The study published by the British Journal of Nutrition suggests that vegetables should play an important role in the “weaning process”.

What you decide to feed your baby during the first 15 days of introduction to solid food, more commonly known as the “weaning period”, is an important decision for any mother.

A typical problem for expat mums is that they may not be able to get hold of the typical baby food from their home country once they have moved abroad. This means that not only will they have to get used to different brands and types of baby food, but also they must adapt to a different approach to weaning.

A recent study published by the British Journal of Nutrition compared examples typical “weaning” foods in different countries. The results show that introducing vegetables to your baby’s diet during the weaning period is definitely a smart move. Your baby is more likely to be willing to try new foods and maintain a healthy diet later in life.
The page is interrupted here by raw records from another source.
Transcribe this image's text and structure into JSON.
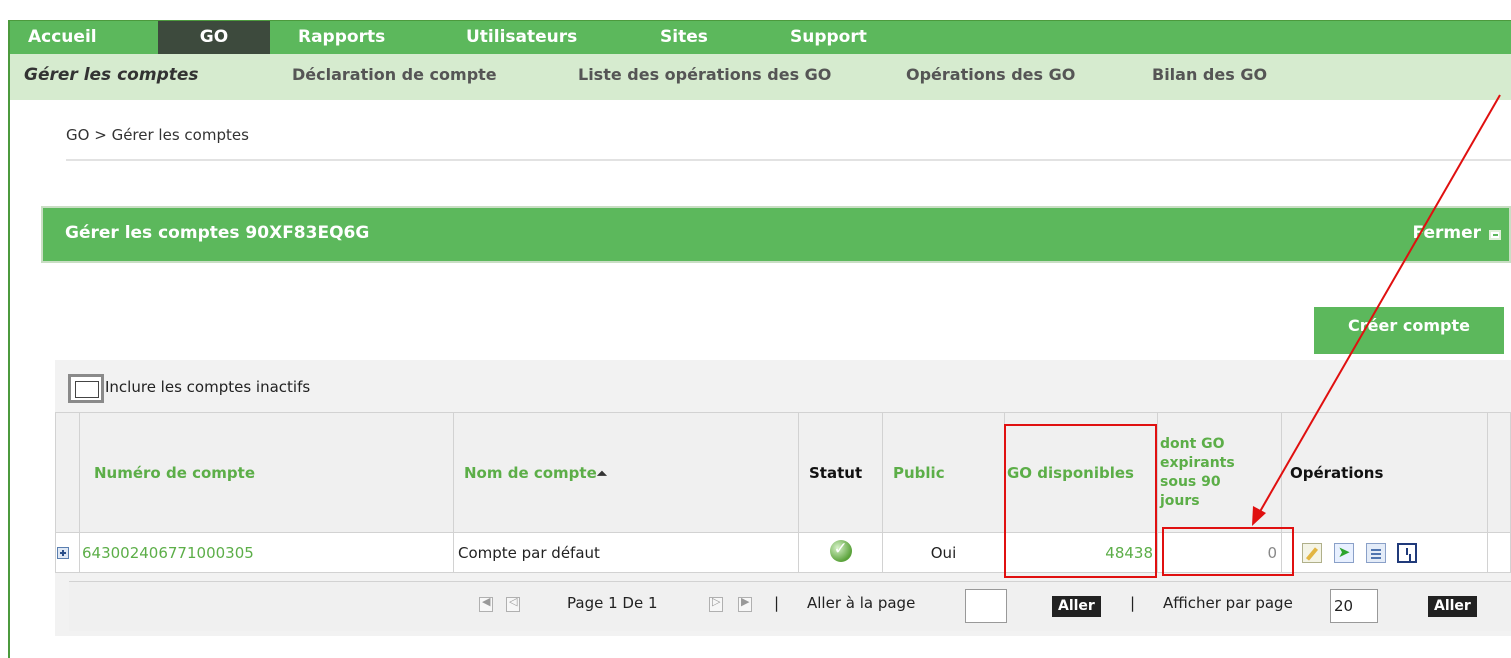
{
  "nav": {
    "items": [
      {
        "label": "Accueil"
      },
      {
        "label": "GO"
      },
      {
        "label": "Rapports"
      },
      {
        "label": "Utilisateurs"
      },
      {
        "label": "Sites"
      },
      {
        "label": "Support"
      }
    ],
    "active": "GO"
  },
  "subnav": {
    "items": [
      {
        "label": "Gérer les comptes"
      },
      {
        "label": "Déclaration de compte"
      },
      {
        "label": "Liste des opérations des GO"
      },
      {
        "label": "Opérations des GO"
      },
      {
        "label": "Bilan des GO"
      }
    ],
    "active": "Gérer les comptes"
  },
  "breadcrumb": {
    "root": "GO",
    "separator": ">",
    "current": "Gérer les comptes"
  },
  "panel": {
    "title": "Gérer les comptes 90XF83EQ6G",
    "close_label": "Fermer",
    "create_label": "Créer compte"
  },
  "filter": {
    "include_inactive_label": "Inclure les comptes inactifs",
    "include_inactive_checked": false
  },
  "table": {
    "columns": {
      "account_number": "Numéro de compte",
      "account_name": "Nom de compte",
      "status": "Statut",
      "public": "Public",
      "go_available": "GO disponibles",
      "go_expiring": "dont GO expirants sous 90 jours",
      "operations": "Opérations"
    },
    "sort_indicator": "⏶",
    "rows": [
      {
        "account_number": "643002406771000305",
        "account_name": "Compte par défaut",
        "status": "active",
        "public": "Oui",
        "go_available": "48438",
        "go_expiring": "0"
      }
    ],
    "operation_icons": [
      "edit-icon",
      "transfer-icon",
      "document-icon",
      "clock-icon"
    ]
  },
  "pager": {
    "page_label": "Page 1 De 1",
    "sep": "|",
    "goto_label": "Aller à la page",
    "goto_value": "",
    "go_label": "Aller",
    "per_page_label": "Afficher par page",
    "per_page_value": "20"
  },
  "colors": {
    "brand_green": "#5cb85c",
    "subnav_bg": "#d6ebcf",
    "link_green": "#5cae48",
    "annotation_red": "#e01010"
  }
}
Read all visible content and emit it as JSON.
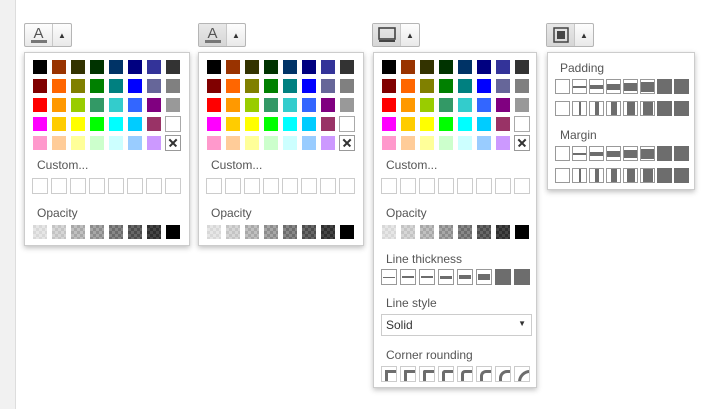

We thought it would be interesting to do some research for soon-to-be expat mums to find out which countries have the best, worst and weirdest baby food options.

The Best


Vegetable soup, Portugal

The traditional weaning foods in Portugal generally involve mixed vegetable soups. This is a great option to help children transition from liquid to solid foods while benefiting from an array of vegetables.

The results of the study show that Portuguese school children, most of whom had been weaned onto solid foods through vegetable-based meals, consume the most vegetables compared to any other country in Europe. Furthermore, these children were more likely to like the taste of healthier food products when trying them for the first time.

The Worst


Baby rice, UK

Baby rice is made by mixing rice flour with water, milk or formula to create a kind of porridge. Although baby rice will have no adverse effects on your children (so don’t worry if that is what you are feeding them!) the results suggest that it might not be the best food to give your baby during the weaning period.

The study found that UK children who consumed baby rice were much more likely to dislike, or simply refuse to eat, different vegetables when offered to them. This is perhaps due to the dull starchy flavour and/or texture of the rice limiting the development of the child’s palette.

The Weirdest


Seal blubber, Alaskan Inuits

The Inuits believe that their diet is superior to that of western society. In order to survive the harsh climates in Alaska, their diet must be full of energy in order to keep the body warm and strong. This diet has been extended to their children.

While most parents will ease their children into their solid diets, Inuits waste no time by feeding their babies seal blubber during the weaning process. Blubber is the thick layer of fat directly under the skin of all marine mammals. Being naturally soft, blubber is easy for babies to consume, making it a good choice for their first solid food. The blubber is often served with seaweed, another popular choice among Inuits, and usually followed by wild herbs, roots and berries.

Is there a right way to wean?

Sarah McMullen, head of research and quality at the National Childbirth Trust (NCT) says: “Food preferences can develop in very early life and getting babies off to a good start with healthy nutrition and eating habits can have lifelong benefits”.

If you are raising a baby in a new country, it’s a good idea to research the foods which are most commonly used during the weaning process to find out if this is a style that you want to adopt. Once you have found out this information, it will be easier to locate the baby food in the local supermarkets or alternatively to find the ingredients to recreate it at home. Copying what the natives feed their children during the weaning period may turn out to be a very smart move for any expat mother.